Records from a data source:
Content starts
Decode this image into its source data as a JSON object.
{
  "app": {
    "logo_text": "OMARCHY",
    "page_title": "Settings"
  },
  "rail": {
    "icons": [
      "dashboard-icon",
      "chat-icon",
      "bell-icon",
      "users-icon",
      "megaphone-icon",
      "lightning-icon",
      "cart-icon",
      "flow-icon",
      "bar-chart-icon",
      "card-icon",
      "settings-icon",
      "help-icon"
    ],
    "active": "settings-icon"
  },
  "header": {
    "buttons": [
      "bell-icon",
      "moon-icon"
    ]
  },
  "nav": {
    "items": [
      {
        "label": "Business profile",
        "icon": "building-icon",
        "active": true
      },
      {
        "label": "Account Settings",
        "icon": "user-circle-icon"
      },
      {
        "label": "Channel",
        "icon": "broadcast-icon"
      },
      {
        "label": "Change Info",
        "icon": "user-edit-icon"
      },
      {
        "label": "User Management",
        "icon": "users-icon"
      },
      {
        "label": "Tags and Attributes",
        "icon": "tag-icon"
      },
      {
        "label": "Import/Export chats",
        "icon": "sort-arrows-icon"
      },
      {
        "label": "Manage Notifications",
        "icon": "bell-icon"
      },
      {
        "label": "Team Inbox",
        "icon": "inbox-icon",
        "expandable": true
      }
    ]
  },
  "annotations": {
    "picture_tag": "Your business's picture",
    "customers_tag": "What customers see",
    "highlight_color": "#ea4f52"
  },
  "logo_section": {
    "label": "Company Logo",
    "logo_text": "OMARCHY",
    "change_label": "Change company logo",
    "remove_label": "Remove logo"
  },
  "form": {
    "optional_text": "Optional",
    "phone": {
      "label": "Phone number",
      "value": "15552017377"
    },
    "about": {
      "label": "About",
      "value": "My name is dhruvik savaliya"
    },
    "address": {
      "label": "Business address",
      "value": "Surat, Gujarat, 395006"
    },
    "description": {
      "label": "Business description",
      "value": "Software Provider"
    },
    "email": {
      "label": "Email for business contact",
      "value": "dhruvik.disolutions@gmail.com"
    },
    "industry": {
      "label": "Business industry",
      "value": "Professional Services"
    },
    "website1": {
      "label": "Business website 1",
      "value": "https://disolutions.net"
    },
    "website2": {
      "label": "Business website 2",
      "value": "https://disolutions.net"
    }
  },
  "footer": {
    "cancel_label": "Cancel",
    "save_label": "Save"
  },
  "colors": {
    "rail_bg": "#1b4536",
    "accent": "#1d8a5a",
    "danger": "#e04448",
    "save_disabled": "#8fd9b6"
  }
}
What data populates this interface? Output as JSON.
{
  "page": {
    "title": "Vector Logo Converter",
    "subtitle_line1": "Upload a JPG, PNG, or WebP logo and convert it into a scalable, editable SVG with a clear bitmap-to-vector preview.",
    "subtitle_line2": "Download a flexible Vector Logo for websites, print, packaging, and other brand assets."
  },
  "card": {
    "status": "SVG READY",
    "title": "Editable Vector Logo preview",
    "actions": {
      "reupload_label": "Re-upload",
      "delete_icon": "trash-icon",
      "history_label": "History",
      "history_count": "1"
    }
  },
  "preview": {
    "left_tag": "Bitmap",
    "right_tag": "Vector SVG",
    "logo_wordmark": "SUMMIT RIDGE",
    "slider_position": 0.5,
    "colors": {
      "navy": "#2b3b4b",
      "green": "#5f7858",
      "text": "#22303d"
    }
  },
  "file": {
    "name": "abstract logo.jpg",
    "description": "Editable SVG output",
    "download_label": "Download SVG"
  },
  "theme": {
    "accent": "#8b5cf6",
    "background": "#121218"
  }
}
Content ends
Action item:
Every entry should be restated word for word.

Task solution:
Decode this image into its source data as a JSON object.
{
  "app": {
    "logo_text": "OMARCHY",
    "page_title": "Settings"
  },
  "rail": {
    "icons": [
      "dashboard-icon",
      "chat-icon",
      "bell-icon",
      "users-icon",
      "megaphone-icon",
      "lightning-icon",
      "cart-icon",
      "flow-icon",
      "bar-chart-icon",
      "card-icon",
      "settings-icon",
      "help-icon"
    ],
    "active": "settings-icon"
  },
  "header": {
    "buttons": [
      "bell-icon",
      "moon-icon"
    ]
  },
  "nav": {
    "items": [
      {
        "label": "Business profile",
        "icon": "building-icon",
        "active": true
      },
      {
        "label": "Account Settings",
        "icon": "user-circle-icon"
      },
      {
        "label": "Channel",
        "icon": "broadcast-icon"
      },
      {
        "label": "Change Info",
        "icon": "user-edit-icon"
      },
      {
        "label": "User Management",
        "icon": "users-icon"
      },
      {
        "label": "Tags and Attributes",
        "icon": "tag-icon"
      },
      {
        "label": "Import/Export chats",
        "icon": "sort-arrows-icon"
      },
      {
        "label": "Manage Notifications",
        "icon": "bell-icon"
      },
      {
        "label": "Team Inbox",
        "icon": "inbox-icon",
        "expandable": true
      }
    ]
  },
  "annotations": {
    "picture_tag": "Your business's picture",
    "customers_tag": "What customers see",
    "highlight_color": "#ea4f52"
  },
  "logo_section": {
    "label": "Company Logo",
    "logo_text": "OMARCHY",
    "change_label": "Change company logo",
    "remove_label": "Remove logo"
  },
  "form": {
    "optional_text": "Optional",
    "phone": {
      "label": "Phone number",
      "value": "15552017377"
    },
    "about": {
      "label": "About",
      "value": "My name is dhruvik savaliya"
    },
    "address": {
      "label": "Business address",
      "value": "Surat, Gujarat, 395006"
    },
    "description": {
      "label": "Business description",
      "value": "Software Provider"
    },
    "email": {
      "label": "Email for business contact",
      "value": "dhruvik.disolutions@gmail.com"
    },
    "industry": {
      "label": "Business industry",
      "value": "Professional Services"
    },
    "website1": {
      "label": "Business website 1",
      "value": "https://disolutions.net"
    },
    "website2": {
      "label": "Business website 2",
      "value": "https://disolutions.net"
    }
  },
  "footer": {
    "cancel_label": "Cancel",
    "save_label": "Save"
  },
  "colors": {
    "rail_bg": "#1b4536",
    "accent": "#1d8a5a",
    "danger": "#e04448",
    "save_disabled": "#8fd9b6"
  }
}
What data populates this interface? Output as JSON.
{
  "page": {
    "title": "Vector Logo Converter",
    "subtitle_line1": "Upload a JPG, PNG, or WebP logo and convert it into a scalable, editable SVG with a clear bitmap-to-vector preview.",
    "subtitle_line2": "Download a flexible Vector Logo for websites, print, packaging, and other brand assets."
  },
  "card": {
    "status": "SVG READY",
    "title": "Editable Vector Logo preview",
    "actions": {
      "reupload_label": "Re-upload",
      "delete_icon": "trash-icon",
      "history_label": "History",
      "history_count": "1"
    }
  },
  "preview": {
    "left_tag": "Bitmap",
    "right_tag": "Vector SVG",
    "logo_wordmark": "SUMMIT RIDGE",
    "slider_position": 0.5,
    "colors": {
      "navy": "#2b3b4b",
      "green": "#5f7858",
      "text": "#22303d"
    }
  },
  "file": {
    "name": "abstract logo.jpg",
    "description": "Editable SVG output",
    "download_label": "Download SVG"
  },
  "theme": {
    "accent": "#8b5cf6",
    "background": "#121218"
  }
}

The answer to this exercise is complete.